The Ministry of Justice has announced that it is fast-tracking legislation to put increased criminal legal aid fees in lawyers’ pockets more quickly – in what will be seen as confirmation that the criminal bar’s strike action is working.
Three days after the criminal bar stepped up its action, the Ministry of Justice confirmed that barristers will receive a 15% fee rise from the end of September. Criminal solicitors will receive a 15% fee increase for their work in police stations and magistrates’ and youth courts. Further multi-million-pound reforms to solicitors’ pay still under consideration.
Justice minister James Cartlidge MP said: ‘Our energetic efforts to tackle the courts backlog are working but the strike action by criminal barristers threatens all that progress, despite the very generous pay offer on the table.

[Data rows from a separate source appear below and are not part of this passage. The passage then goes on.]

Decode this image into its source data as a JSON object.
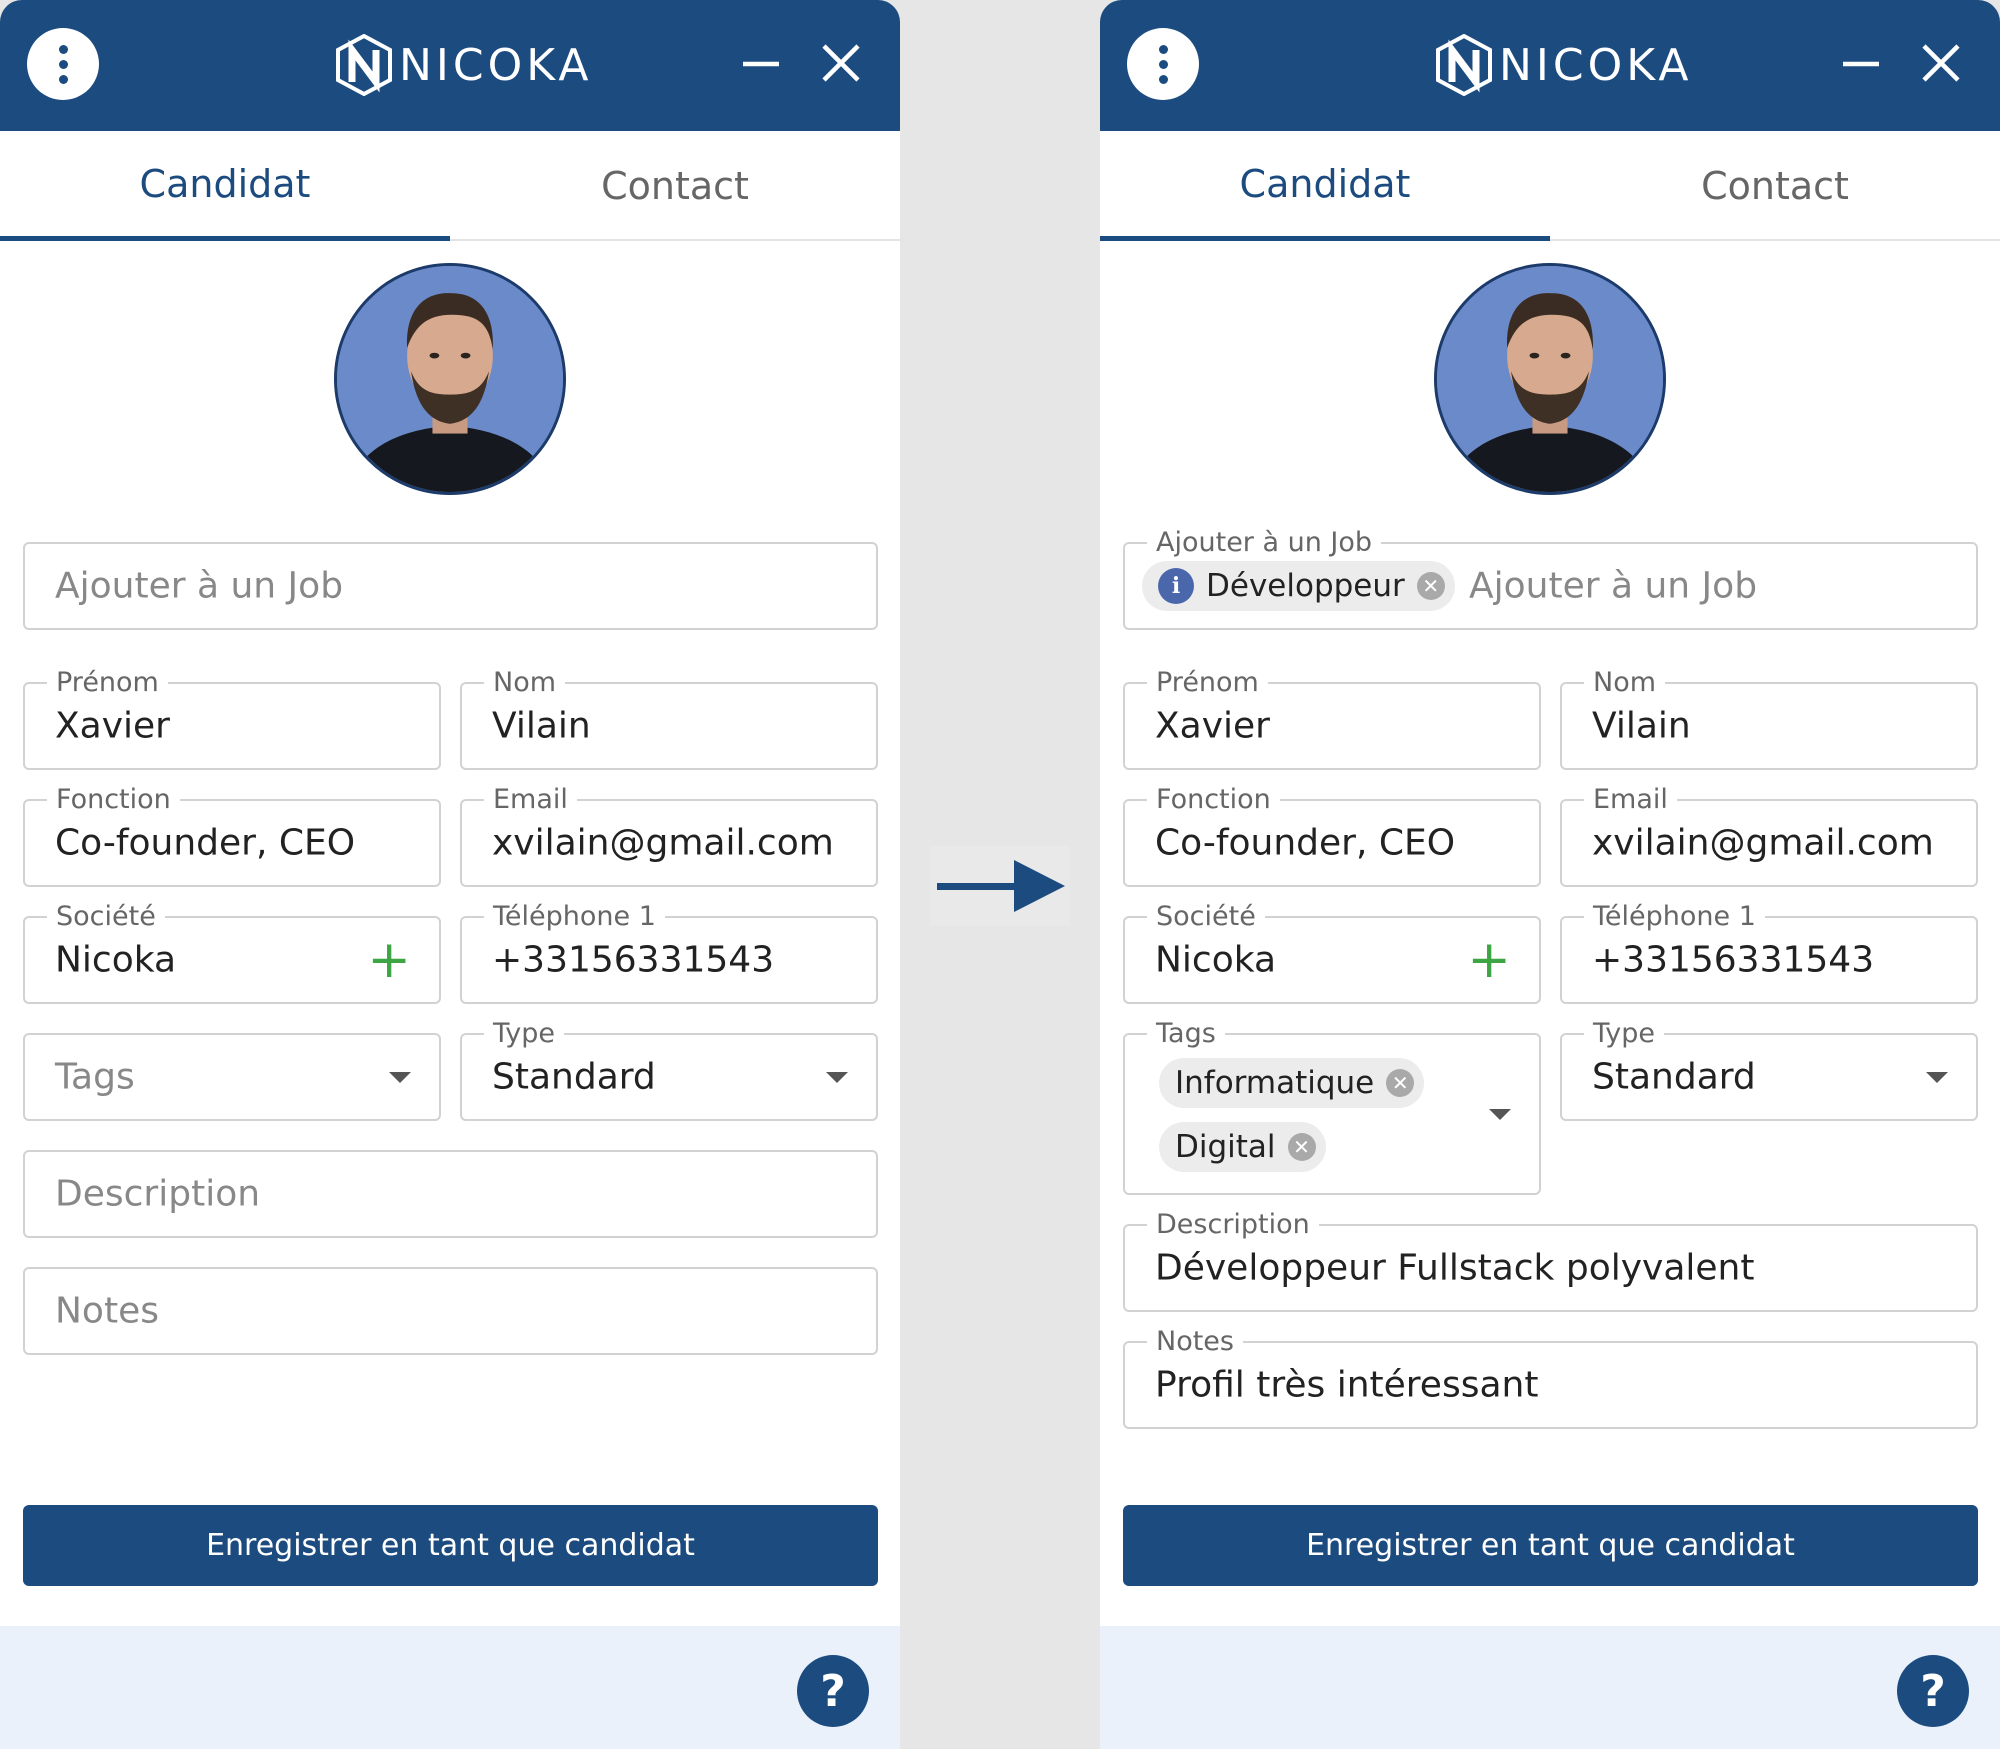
{
  "brand": {
    "name": "NICOKA",
    "primary_color": "#1c4b80",
    "accent_color": "#3ea545"
  },
  "tabs": [
    "Candidat",
    "Contact"
  ],
  "before": {
    "job": {
      "label": "Ajouter à un Job",
      "placeholder": "Ajouter à un Job",
      "chips": []
    },
    "prenom": {
      "label": "Prénom",
      "value": "Xavier"
    },
    "nom": {
      "label": "Nom",
      "value": "Vilain"
    },
    "fonction": {
      "label": "Fonction",
      "value": "Co-founder, CEO"
    },
    "email": {
      "label": "Email",
      "value": "xvilain@gmail.com"
    },
    "societe": {
      "label": "Société",
      "value": "Nicoka"
    },
    "telephone": {
      "label": "Téléphone 1",
      "value": "+33156331543"
    },
    "tags": {
      "label": "Tags",
      "placeholder": "Tags",
      "values": []
    },
    "type": {
      "label": "Type",
      "value": "Standard"
    },
    "description": {
      "label": "Description",
      "placeholder": "Description",
      "value": ""
    },
    "notes": {
      "label": "Notes",
      "placeholder": "Notes",
      "value": ""
    },
    "save_label": "Enregistrer en tant que candidat",
    "help_label": "?"
  },
  "after": {
    "job": {
      "label": "Ajouter à un Job",
      "placeholder": "Ajouter à un Job",
      "chips": [
        "Développeur"
      ]
    },
    "prenom": {
      "label": "Prénom",
      "value": "Xavier"
    },
    "nom": {
      "label": "Nom",
      "value": "Vilain"
    },
    "fonction": {
      "label": "Fonction",
      "value": "Co-founder, CEO"
    },
    "email": {
      "label": "Email",
      "value": "xvilain@gmail.com"
    },
    "societe": {
      "label": "Société",
      "value": "Nicoka"
    },
    "telephone": {
      "label": "Téléphone 1",
      "value": "+33156331543"
    },
    "tags": {
      "label": "Tags",
      "values": [
        "Informatique",
        "Digital"
      ]
    },
    "type": {
      "label": "Type",
      "value": "Standard"
    },
    "description": {
      "label": "Description",
      "value": "Développeur Fullstack polyvalent"
    },
    "notes": {
      "label": "Notes",
      "value": "Profil très intéressant"
    },
    "save_label": "Enregistrer en tant que candidat",
    "help_label": "?"
  },
  "icons": {
    "menu": "more-vertical-icon",
    "minimize": "minimize-icon",
    "close": "close-icon",
    "add": "plus-icon",
    "dropdown": "chevron-down-icon",
    "chip_remove": "remove-chip-icon",
    "info": "info-icon",
    "help": "help-icon",
    "transition": "arrow-right-icon"
  }
}
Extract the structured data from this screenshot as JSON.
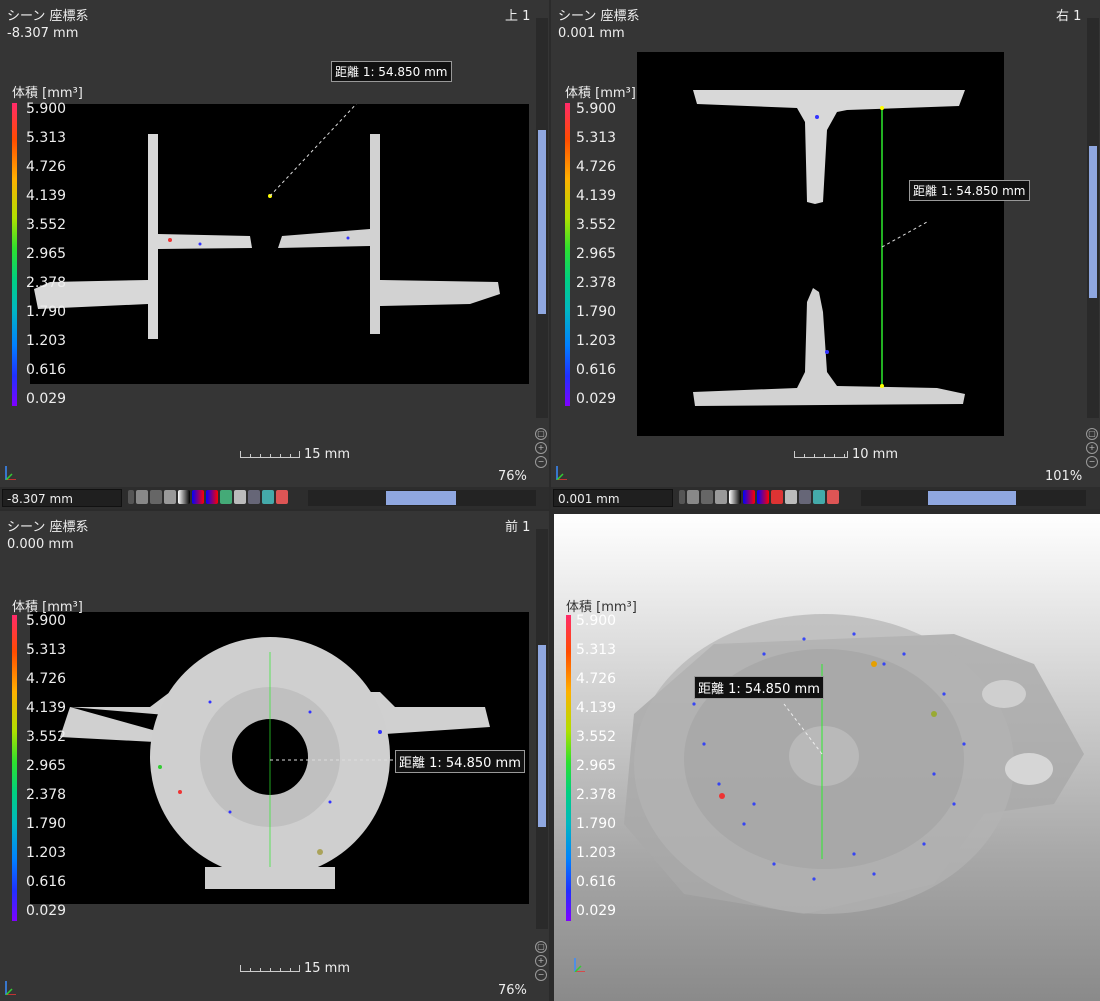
{
  "legend": {
    "title": "体積 [mm³]",
    "values": [
      "5.900",
      "5.313",
      "4.726",
      "4.139",
      "3.552",
      "2.965",
      "2.378",
      "1.790",
      "1.203",
      "0.616",
      "0.029"
    ]
  },
  "panes": {
    "top_left": {
      "title": "シーン 座標系",
      "value": "-8.307 mm",
      "view_name": "上 1",
      "scale": "15 mm",
      "zoom": "76%",
      "toolbar_value": "-8.307 mm",
      "measure_label": "距離 1: 54.850 mm"
    },
    "top_right": {
      "title": "シーン 座標系",
      "value": "0.001 mm",
      "view_name": "右 1",
      "scale": "10 mm",
      "zoom": "101%",
      "toolbar_value": "0.001 mm",
      "measure_label": "距離 1: 54.850 mm"
    },
    "bottom_left": {
      "title": "シーン 座標系",
      "value": "0.000 mm",
      "view_name": "前 1",
      "scale": "15 mm",
      "zoom": "76%",
      "measure_label": "距離 1: 54.850 mm"
    },
    "bottom_right": {
      "measure_label": "距離 1: 54.850 mm"
    }
  },
  "colors": {
    "accent": "#8fa7e0",
    "panel": "#353535",
    "view_bg": "#000000"
  }
}
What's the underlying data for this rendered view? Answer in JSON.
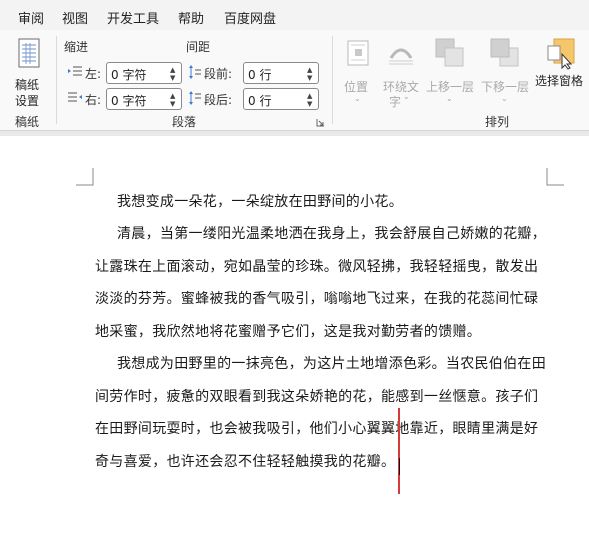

The typical criminal barrister will earn an extra £7,000 a year from September, so I urge the Criminal Bar Association to accept this offer to stop victims having to wait longer for justice.’
In a written ministeral statement, Cartlidge also confirmed that the scope of payment for pre-charge engagement work will be extended to cover work done ahead of an agreement, or where an agreement isn’t reached, in line with the Attorney General’s disclosure guidelines. Fixed fees where individuals elect to have their case heard at the Crown court and go on to plead guilty will be abolished.
Law Society president I. Stephanie Boyce said: ‘These first-stage changes are welcome, with some rate increases set to be in place as early as September. The next steps will be to ensure our members see the full 15% rate increase recommended by the independent review of criminal legal aid. We also hope to see the Crown court scheme reformed.
‘In order to secure the sustainability of the profession, to help tackle the huge backlog in our courts and to ensure timely justice for victims and defendants, the government needs to ensure all parts of the criminal justice system are properly funded.’
Today’s announcement appears to confirm what Cartlidge told the Gazette earlier this month – that the government hoped to lay secondary legislation by mid-July that would see fees increase by the end of September.